YOUR TASK:
Only the lines holding "sockjs" are wanted. Copy every one from the records below.

DATA SUPPLIED:
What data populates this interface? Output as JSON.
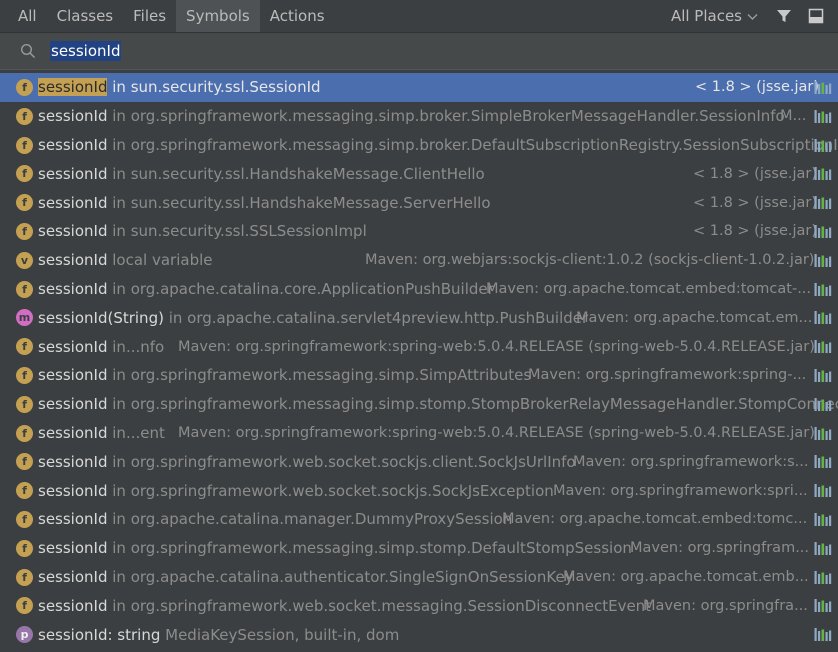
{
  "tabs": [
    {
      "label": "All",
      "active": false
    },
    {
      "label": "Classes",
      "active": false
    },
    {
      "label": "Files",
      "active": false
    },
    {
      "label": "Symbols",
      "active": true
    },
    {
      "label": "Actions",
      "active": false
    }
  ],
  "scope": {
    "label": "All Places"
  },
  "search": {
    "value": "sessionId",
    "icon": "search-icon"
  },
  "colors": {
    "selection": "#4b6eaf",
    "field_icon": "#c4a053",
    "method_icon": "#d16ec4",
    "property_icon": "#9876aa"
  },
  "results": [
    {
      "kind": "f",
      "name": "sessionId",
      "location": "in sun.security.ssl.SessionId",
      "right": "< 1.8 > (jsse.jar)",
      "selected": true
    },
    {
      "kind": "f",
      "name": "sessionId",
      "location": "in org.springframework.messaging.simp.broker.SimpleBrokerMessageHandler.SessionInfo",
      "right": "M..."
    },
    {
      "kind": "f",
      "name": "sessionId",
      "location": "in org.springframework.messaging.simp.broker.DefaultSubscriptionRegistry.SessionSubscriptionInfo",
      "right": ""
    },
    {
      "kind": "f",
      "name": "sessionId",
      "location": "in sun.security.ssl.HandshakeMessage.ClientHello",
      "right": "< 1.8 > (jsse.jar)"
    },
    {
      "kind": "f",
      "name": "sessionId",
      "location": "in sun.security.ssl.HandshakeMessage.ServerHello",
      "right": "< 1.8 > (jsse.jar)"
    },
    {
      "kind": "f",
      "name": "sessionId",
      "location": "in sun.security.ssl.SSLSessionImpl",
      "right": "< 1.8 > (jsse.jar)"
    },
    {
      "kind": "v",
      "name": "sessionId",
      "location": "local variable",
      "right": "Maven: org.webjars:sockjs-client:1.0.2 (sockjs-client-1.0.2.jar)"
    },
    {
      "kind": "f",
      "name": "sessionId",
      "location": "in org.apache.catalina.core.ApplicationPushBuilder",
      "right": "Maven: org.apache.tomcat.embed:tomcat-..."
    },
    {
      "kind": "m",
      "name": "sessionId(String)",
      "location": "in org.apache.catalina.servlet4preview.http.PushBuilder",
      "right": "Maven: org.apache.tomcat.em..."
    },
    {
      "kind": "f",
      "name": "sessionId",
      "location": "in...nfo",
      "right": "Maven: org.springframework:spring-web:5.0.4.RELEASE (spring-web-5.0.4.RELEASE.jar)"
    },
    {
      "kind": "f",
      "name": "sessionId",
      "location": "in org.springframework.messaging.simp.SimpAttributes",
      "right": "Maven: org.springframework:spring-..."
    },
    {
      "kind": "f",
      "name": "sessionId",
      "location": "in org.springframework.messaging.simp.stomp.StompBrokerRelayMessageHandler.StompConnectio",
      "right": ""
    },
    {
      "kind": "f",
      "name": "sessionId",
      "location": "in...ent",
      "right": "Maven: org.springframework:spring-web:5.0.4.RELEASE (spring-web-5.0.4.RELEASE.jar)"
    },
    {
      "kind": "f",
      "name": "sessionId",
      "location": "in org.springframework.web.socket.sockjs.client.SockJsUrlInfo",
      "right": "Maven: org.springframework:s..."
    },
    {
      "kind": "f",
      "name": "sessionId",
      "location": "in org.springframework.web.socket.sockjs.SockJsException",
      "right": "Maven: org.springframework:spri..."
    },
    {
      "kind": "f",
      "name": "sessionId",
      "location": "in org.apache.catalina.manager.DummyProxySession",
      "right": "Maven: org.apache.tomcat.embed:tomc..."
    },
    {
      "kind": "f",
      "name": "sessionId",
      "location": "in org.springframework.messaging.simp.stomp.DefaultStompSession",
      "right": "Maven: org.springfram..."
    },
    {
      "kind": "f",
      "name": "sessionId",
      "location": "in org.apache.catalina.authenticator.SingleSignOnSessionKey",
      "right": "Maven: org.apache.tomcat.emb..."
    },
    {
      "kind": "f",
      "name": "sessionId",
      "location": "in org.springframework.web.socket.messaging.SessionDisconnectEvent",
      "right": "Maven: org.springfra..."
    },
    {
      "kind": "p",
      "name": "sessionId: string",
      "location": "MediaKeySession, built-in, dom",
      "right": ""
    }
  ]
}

ANSWER TO THIS EXERCISE:
      "right": "Maven: org.webjars:sockjs-client:1.0.2 (sockjs-client-1.0.2.jar)"
      "location": "in org.springframework.web.socket.sockjs.client.SockJsUrlInfo",
      "location": "in org.springframework.web.socket.sockjs.SockJsException",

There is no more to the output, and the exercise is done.